Over time, I've signed a lot of NDAs (non-disclosure agreements)... they seem to be the Silicon Valley equivalent of the Japanese business card. Some of them are short and simple, others are quite elaborate.
There is, however, one clause I've seen in a lot of NDAs that I consider quite unacceptable. It is a clause which forbids you to hire anybody who works for the company that is making you sign the NDA. Presumably, they think that while you are visiting them, you will hire away all their employees and put them out of business. Well, you know what? If your employees are so eager to leave, that's your problem, not mine. You need to keep your employees loyal by treating them well, not by creating arbitrary obstacles in their career. In some cases it's quite ridiculous; I recently signed this clause in a 3 page NDA by a startup company that consisted of exactly two founders, and no employees. So the founders, by putting this clause in the NDA, are doing nothing but guaranteeing that if their business doesn't work out, none of the people they met while working on the business will be able to give them jobs.
On a similar note, a lot of companies have the audacity to put non-compete clauses in their employment contracts. Typically, this says that you agree not to work for one of their "competitors" or even "potential competitors" (which is never very well defined) for a period, usually 1 or 2 years, after leaving the company.
This is completely outrageous. I signed such a contract at Microsoft without paying too much attention. When I left, I realized that because Microsoft has a finger in everything related to software, technically I could not work in my field AT ALL for 12 months after leaving Microsoft.
Of course, it is extremely rare for Microsoft to enforce this clause. Among other things, it is considered legally unenforceable in some states, like California, although in New York I have heard it can sometimes be enforced. If they are not going to enforce it, why is it in there?
At Juno, management tried to add such a clause to the contract. Of course, there was a bit of an uproar, and guess what? The employees won! The clause was removed from the standard contract.
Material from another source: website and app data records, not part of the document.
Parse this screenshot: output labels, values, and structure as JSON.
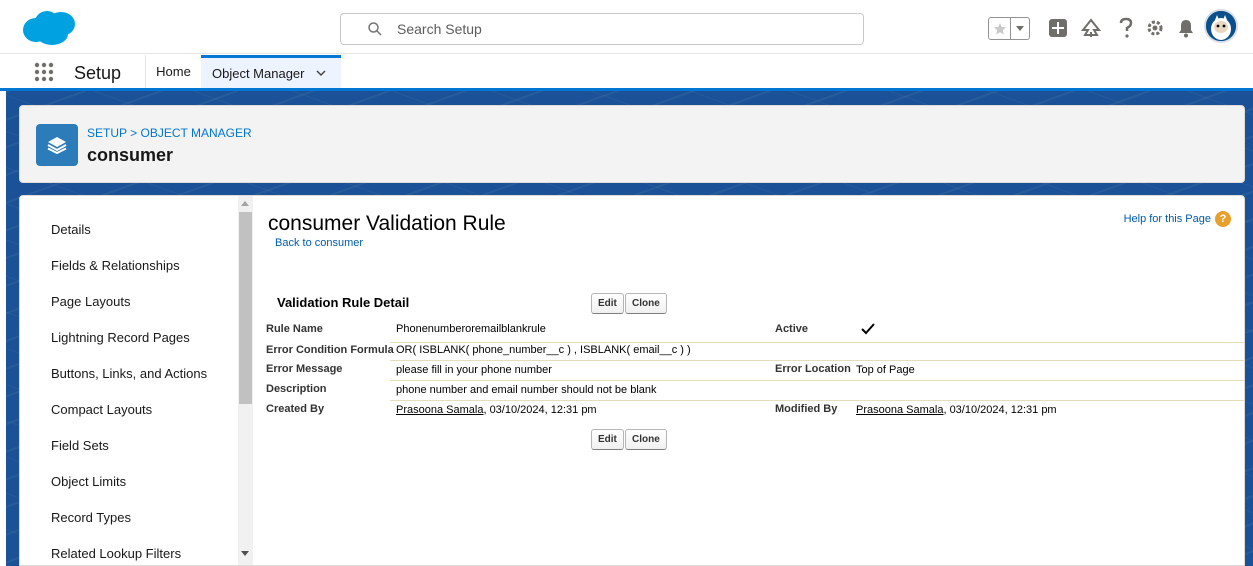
{
  "header": {
    "search_placeholder": "Search Setup",
    "brand_color": "#0176d3",
    "icons": [
      "star-icon",
      "chevron-down-icon",
      "add-icon",
      "trailhead-icon",
      "help-icon",
      "gear-icon",
      "bell-icon"
    ]
  },
  "nav": {
    "app_name": "Setup",
    "home": "Home",
    "object_manager": "Object Manager"
  },
  "object_header": {
    "breadcrumb_setup": "SETUP",
    "breadcrumb_sep": ">",
    "breadcrumb_om": "OBJECT MANAGER",
    "title": "consumer"
  },
  "sidebar": {
    "items": [
      "Details",
      "Fields & Relationships",
      "Page Layouts",
      "Lightning Record Pages",
      "Buttons, Links, and Actions",
      "Compact Layouts",
      "Field Sets",
      "Object Limits",
      "Record Types",
      "Related Lookup Filters"
    ]
  },
  "main": {
    "title": "consumer Validation Rule",
    "back_link": "Back to consumer",
    "help": "Help for this Page",
    "section_title": "Validation Rule Detail",
    "edit_label": "Edit",
    "clone_label": "Clone",
    "fields": {
      "rule_name_label": "Rule Name",
      "rule_name": "Phonenumberoremailblankrule",
      "active_label": "Active",
      "active": true,
      "formula_label": "Error Condition Formula",
      "formula": "OR( ISBLANK( phone_number__c ) , ISBLANK( email__c ) )",
      "message_label": "Error Message",
      "message": "please fill in your phone number",
      "location_label": "Error Location",
      "location": "Top of Page",
      "description_label": "Description",
      "description": "phone number and email number should not be blank",
      "created_by_label": "Created By",
      "created_by_user": "Prasoona Samala",
      "created_by_date": ", 03/10/2024, 12:31 pm",
      "modified_by_label": "Modified By",
      "modified_by_user": "Prasoona Samala",
      "modified_by_date": ", 03/10/2024, 12:31 pm"
    }
  }
}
You can win on this one. Highly skilled technical employees are in too much demand, and it's too easy to get a job. You don't have to accept this clause in your contract. If the employer absolutely, positively insists that you promise not to go work for a competitor when you leave your job, you can tell them: "fine. You don't want me to work for a year after I leave, that's fine, but if I'm going to be 'on the beach', I want you to keep paying me my salary for one year after I leave, until I can legally get a job that you approve of."
Another dangerous clause says that you agree not to hire, or cause to be hired, anybody from the company if you leave for a period of x months (usually 12 to 24). The idea is to prevent a group of people from leaving en-masse, and it's to protect against the standard practice of a manager leaving a company and taking his team along with him.
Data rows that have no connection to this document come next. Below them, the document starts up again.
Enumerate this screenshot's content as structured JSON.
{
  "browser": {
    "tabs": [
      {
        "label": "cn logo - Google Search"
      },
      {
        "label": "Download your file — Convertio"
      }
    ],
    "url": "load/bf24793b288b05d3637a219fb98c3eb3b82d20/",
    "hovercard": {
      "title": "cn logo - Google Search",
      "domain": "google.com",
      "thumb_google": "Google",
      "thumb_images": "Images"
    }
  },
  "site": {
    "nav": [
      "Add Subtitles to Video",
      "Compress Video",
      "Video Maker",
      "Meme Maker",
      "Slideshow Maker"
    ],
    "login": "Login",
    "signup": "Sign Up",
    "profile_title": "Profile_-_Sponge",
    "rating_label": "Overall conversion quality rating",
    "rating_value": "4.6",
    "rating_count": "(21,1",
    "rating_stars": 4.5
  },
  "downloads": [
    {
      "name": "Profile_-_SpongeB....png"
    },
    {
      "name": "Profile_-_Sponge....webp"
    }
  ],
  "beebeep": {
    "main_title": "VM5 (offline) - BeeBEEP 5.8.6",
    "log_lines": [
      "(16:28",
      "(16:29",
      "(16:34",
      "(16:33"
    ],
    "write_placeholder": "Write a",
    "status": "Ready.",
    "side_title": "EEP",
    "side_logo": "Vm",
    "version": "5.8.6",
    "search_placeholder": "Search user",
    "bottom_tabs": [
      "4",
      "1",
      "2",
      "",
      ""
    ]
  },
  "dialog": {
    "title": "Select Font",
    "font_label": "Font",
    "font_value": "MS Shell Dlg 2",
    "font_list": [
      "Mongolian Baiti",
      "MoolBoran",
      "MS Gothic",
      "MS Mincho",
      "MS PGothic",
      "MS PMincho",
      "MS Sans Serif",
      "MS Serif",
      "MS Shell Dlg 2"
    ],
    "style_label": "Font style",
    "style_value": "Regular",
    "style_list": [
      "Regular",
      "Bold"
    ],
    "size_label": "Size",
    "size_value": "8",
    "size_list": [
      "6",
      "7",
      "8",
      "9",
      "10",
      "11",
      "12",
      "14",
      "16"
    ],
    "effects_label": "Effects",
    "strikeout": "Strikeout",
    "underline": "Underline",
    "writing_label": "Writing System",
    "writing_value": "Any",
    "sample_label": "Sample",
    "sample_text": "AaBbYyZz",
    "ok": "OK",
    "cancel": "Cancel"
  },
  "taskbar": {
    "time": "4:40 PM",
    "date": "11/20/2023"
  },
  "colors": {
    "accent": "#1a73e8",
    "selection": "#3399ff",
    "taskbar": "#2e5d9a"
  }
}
This is something you're really going to regret. Among other things, if you leave a company, then six months later someone else leaves and uses you as a reference for a new job, technically, you can't give them one. That's not nice.
And if somebody from the company leaves to do a cool startup, you can't go work for them! By signing this, you're basically cutting off this whole branch of possibilities in your career.
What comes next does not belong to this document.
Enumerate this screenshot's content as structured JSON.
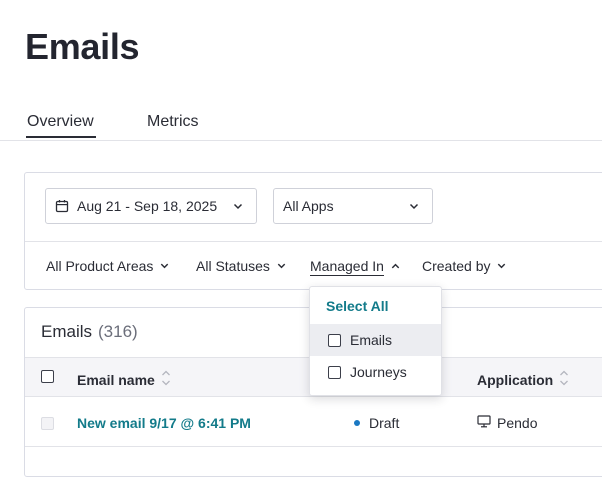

Suppose you want to leave to do your own startup. Your single best source of potential partners and employees are the people you know professionally. It is definitely not in your best interest to sign this clause.
I think that companies need to keep their employees loyal by treating them well, not by enforcing blind loyalty though a contract. I am not going to make the mistake of signing this clause again. Fortunately, with today's shortage of qualified programmers, the balance of power today is sharply in your favor when you start a new job, and I think you have a very high chance of getting a job without signing restrictive employment clauses.
You’re reading Joel on Software, stuffed with years and years of completely raving mad articles about software development, managing software teams, designing user interfaces, running successful software companies, and rubber duckies.
I’m Joel Spolsky, co-founder of Fog Creek Software, a New York company that proves that you can treat programmers well and still be highly profitable. Programmers get private offices, free lunch, and work 40 hours a week. Customers only pay for software if they’re delighted. We make Trello, which lets you organize anything, together, FogBugz, enlightened issue tracking software for bug tracking, and Kiln, which provides distributed version control and code reviews. I’m also the co-founder and CEO of Stack Exchange. More about me.